Exercise directions: State how many lines of the material below contain the word "Parâmetros". Add nothing else.

Records provided:
———

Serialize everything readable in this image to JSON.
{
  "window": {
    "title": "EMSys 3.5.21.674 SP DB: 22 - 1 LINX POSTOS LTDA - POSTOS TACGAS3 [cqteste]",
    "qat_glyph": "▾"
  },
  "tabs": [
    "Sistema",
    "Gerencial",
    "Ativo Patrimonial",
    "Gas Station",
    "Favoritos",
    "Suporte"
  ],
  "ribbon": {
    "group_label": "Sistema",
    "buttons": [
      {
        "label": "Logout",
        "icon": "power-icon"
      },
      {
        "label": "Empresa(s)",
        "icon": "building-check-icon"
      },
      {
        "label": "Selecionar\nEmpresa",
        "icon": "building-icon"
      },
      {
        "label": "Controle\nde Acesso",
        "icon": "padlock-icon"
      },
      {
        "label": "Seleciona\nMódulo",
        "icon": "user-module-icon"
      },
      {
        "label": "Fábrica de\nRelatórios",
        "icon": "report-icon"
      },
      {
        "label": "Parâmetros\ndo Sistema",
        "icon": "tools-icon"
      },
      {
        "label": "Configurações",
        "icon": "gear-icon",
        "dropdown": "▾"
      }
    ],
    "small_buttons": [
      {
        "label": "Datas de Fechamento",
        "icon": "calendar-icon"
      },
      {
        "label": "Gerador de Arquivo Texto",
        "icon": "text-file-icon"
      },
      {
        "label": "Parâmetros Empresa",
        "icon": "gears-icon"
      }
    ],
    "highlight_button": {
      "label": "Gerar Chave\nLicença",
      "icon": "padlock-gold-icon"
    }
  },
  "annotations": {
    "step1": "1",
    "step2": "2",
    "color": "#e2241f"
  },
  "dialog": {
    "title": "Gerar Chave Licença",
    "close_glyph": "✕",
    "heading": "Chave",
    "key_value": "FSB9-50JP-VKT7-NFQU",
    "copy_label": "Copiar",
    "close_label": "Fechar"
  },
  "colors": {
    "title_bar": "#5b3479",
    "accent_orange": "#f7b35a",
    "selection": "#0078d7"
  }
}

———

Reply: 2